Kent Farrington rode Gazelle (Kashmir van Shuttershof x Indoctro) to a thrilling win on Saturday, July 2nd in the $375,000 ‘Pan American’ Cup CSI5* presented by Rolex. Farrington is a perennial presence in prize giving ceremonies at Spruce Meadows, and the win today will result in the third consecutive year that his name is etched onto the ‘Pan American’ trophy. Ireland’s Conor Swail and Grafton (Calvaro x Vondeen) finished second, and USA’s Andrew Ramsay and California 62 (Cassini I x Galant Vert) placed third.
During the CSI5* ‘Pan American’ Tournament at Spruce Meadows, Farrington saved his best for the highlight event. A total of 37 riders competed in round one of the Alan Wade-designed track, with just seven progressing into the jump off.

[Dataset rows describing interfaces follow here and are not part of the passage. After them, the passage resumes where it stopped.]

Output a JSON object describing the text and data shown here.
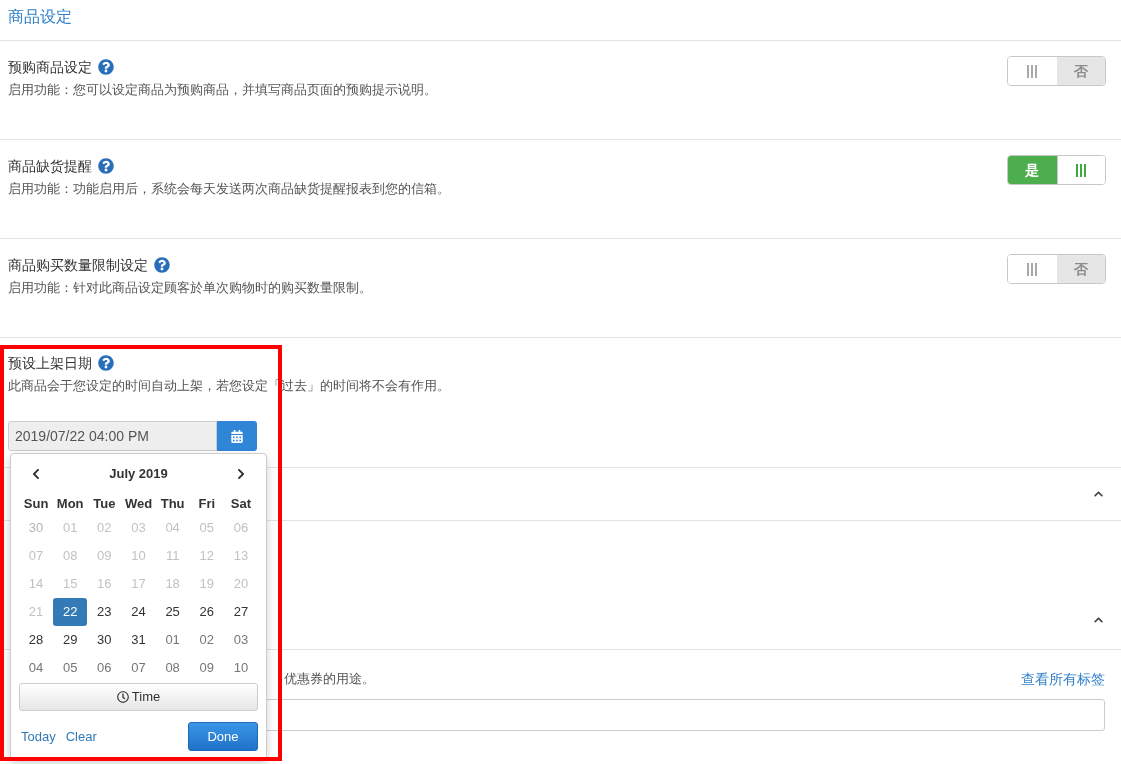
{
  "page_title": "商品设定",
  "settings": [
    {
      "title": "预购商品设定",
      "description": "启用功能：您可以设定商品为预购商品，并填写商品页面的预购提示说明。",
      "switch": {
        "on": false,
        "label": "否"
      }
    },
    {
      "title": "商品缺货提醒",
      "description": "启用功能：功能启用后，系统会每天发送两次商品缺货提醒报表到您的信箱。",
      "switch": {
        "on": true,
        "label": "是"
      }
    },
    {
      "title": "商品购买数量限制设定",
      "description": "启用功能：针对此商品设定顾客於单次购物时的购买数量限制。",
      "switch": {
        "on": false,
        "label": "否"
      }
    }
  ],
  "publish_date": {
    "title": "预设上架日期",
    "description": "此商品会于您设定的时间自动上架，若您设定「过去」的时间将不会有作用。",
    "value": "2019/07/22 04:00 PM",
    "datepicker": {
      "month": "July 2019",
      "weekdays": [
        "Sun",
        "Mon",
        "Tue",
        "Wed",
        "Thu",
        "Fri",
        "Sat"
      ],
      "weeks": [
        [
          {
            "day": "30",
            "disabled": true,
            "adjacent_month": true,
            "selected": false
          },
          {
            "day": "01",
            "disabled": true,
            "adjacent_month": false,
            "selected": false
          },
          {
            "day": "02",
            "disabled": true,
            "adjacent_month": false,
            "selected": false
          },
          {
            "day": "03",
            "disabled": true,
            "adjacent_month": false,
            "selected": false
          },
          {
            "day": "04",
            "disabled": true,
            "adjacent_month": false,
            "selected": false
          },
          {
            "day": "05",
            "disabled": true,
            "adjacent_month": false,
            "selected": false
          },
          {
            "day": "06",
            "disabled": true,
            "adjacent_month": false,
            "selected": false
          }
        ],
        [
          {
            "day": "07",
            "disabled": true,
            "adjacent_month": false,
            "selected": false
          },
          {
            "day": "08",
            "disabled": true,
            "adjacent_month": false,
            "selected": false
          },
          {
            "day": "09",
            "disabled": true,
            "adjacent_month": false,
            "selected": false
          },
          {
            "day": "10",
            "disabled": true,
            "adjacent_month": false,
            "selected": false
          },
          {
            "day": "11",
            "disabled": true,
            "adjacent_month": false,
            "selected": false
          },
          {
            "day": "12",
            "disabled": true,
            "adjacent_month": false,
            "selected": false
          },
          {
            "day": "13",
            "disabled": true,
            "adjacent_month": false,
            "selected": false
          }
        ],
        [
          {
            "day": "14",
            "disabled": true,
            "adjacent_month": false,
            "selected": false
          },
          {
            "day": "15",
            "disabled": true,
            "adjacent_month": false,
            "selected": false
          },
          {
            "day": "16",
            "disabled": true,
            "adjacent_month": false,
            "selected": false
          },
          {
            "day": "17",
            "disabled": true,
            "adjacent_month": false,
            "selected": false
          },
          {
            "day": "18",
            "disabled": true,
            "adjacent_month": false,
            "selected": false
          },
          {
            "day": "19",
            "disabled": true,
            "adjacent_month": false,
            "selected": false
          },
          {
            "day": "20",
            "disabled": true,
            "adjacent_month": false,
            "selected": false
          }
        ],
        [
          {
            "day": "21",
            "disabled": true,
            "adjacent_month": false,
            "selected": false
          },
          {
            "day": "22",
            "disabled": false,
            "adjacent_month": false,
            "selected": true
          },
          {
            "day": "23",
            "disabled": false,
            "adjacent_month": false,
            "selected": false
          },
          {
            "day": "24",
            "disabled": false,
            "adjacent_month": false,
            "selected": false
          },
          {
            "day": "25",
            "disabled": false,
            "adjacent_month": false,
            "selected": false
          },
          {
            "day": "26",
            "disabled": false,
            "adjacent_month": false,
            "selected": false
          },
          {
            "day": "27",
            "disabled": false,
            "adjacent_month": false,
            "selected": false
          }
        ],
        [
          {
            "day": "28",
            "disabled": false,
            "adjacent_month": false,
            "selected": false
          },
          {
            "day": "29",
            "disabled": false,
            "adjacent_month": false,
            "selected": false
          },
          {
            "day": "30",
            "disabled": false,
            "adjacent_month": false,
            "selected": false
          },
          {
            "day": "31",
            "disabled": false,
            "adjacent_month": false,
            "selected": false
          },
          {
            "day": "01",
            "disabled": false,
            "adjacent_month": true,
            "selected": false
          },
          {
            "day": "02",
            "disabled": false,
            "adjacent_month": true,
            "selected": false
          },
          {
            "day": "03",
            "disabled": false,
            "adjacent_month": true,
            "selected": false
          }
        ],
        [
          {
            "day": "04",
            "disabled": false,
            "adjacent_month": true,
            "selected": false
          },
          {
            "day": "05",
            "disabled": false,
            "adjacent_month": true,
            "selected": false
          },
          {
            "day": "06",
            "disabled": false,
            "adjacent_month": true,
            "selected": false
          },
          {
            "day": "07",
            "disabled": false,
            "adjacent_month": true,
            "selected": false
          },
          {
            "day": "08",
            "disabled": false,
            "adjacent_month": true,
            "selected": false
          },
          {
            "day": "09",
            "disabled": false,
            "adjacent_month": true,
            "selected": false
          },
          {
            "day": "10",
            "disabled": false,
            "adjacent_month": true,
            "selected": false
          }
        ]
      ],
      "time_button": "Time",
      "links": [
        "Today",
        "Clear"
      ],
      "done_button": "Done"
    }
  },
  "collapsible_headers": [
    {
      "expanded": true
    },
    {
      "expanded": true
    }
  ],
  "tag_section": {
    "hint": "优惠券的用途。",
    "link": "查看所有标签"
  }
}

Andrew Ramsay was the first rider to jump double clear, setting the early time to beat of 37.59 seconds. Hot on his tail, Germany’s Philipp Weishaupt aboard the stallion LB Convall (Colman x Cascavelle) finished the short course in 37.71 seconds to land in 4th place. Mexico’s Patricio Pasquel produced a double-clear round, but a slower time had him finish in the 5th place position.
The penultimate rider to challenge Ramsay’s time was Farrington, who set a new standard in the short track right off the bat, galloping the first three jumps perfectly in stride. The pair finished with a time 35.78 seconds—a time that not even the final rider, Conor Swail, could beat. While Swail and the ten-year-old stallion gave a valiant effort, they were just off the mark with a time of 36.17 seconds that earned 2nd place.
Today’s win for Farrington comes during a successful Spruce Meadow’s Summer Series with Gazelle. In June, Farrington piloted the mare to two wins during the CSI5* ‘National’ and another victory during the CSI5* ‘Continental’ Tournament.
The now ten-year old Belgian Warmblood mare came under Farrington’s care at the age of seven, bought in partnership with Robin Parksy.
“I am very grateful that I have a super group of people behind my career—Robin Parsky being one of them,” Farrington said. “They are really passionate about show jumping and that is what all of us need today in order to compete at this level. I have taken my time bringing this horse up, and she has found her way at the higher level. I had her in Florida this winter, and she was struggling a little bit in the big grand prixs, so I dropped her down for a while and then brought her back up, and she seems to be finding her form.”
When asked about his tactics for the jump-off, Swail admitted that beating Kent’s time was the only thing on his mind.
“I had to go as hard as I could following Kent,” he said. “Kent got one-to-two easier than I would have liked, and then he got seven strides around the corner and I got eight, so I was already behind and had to keep chasing. I did one stride less to the last, which I knew I could get [and] that no one else could. Unfortunately, that was not enough, but I am delighted. Kent is a great rider with a great horse. Being second to him, I will take that any day.”
Source: Noelle Floyd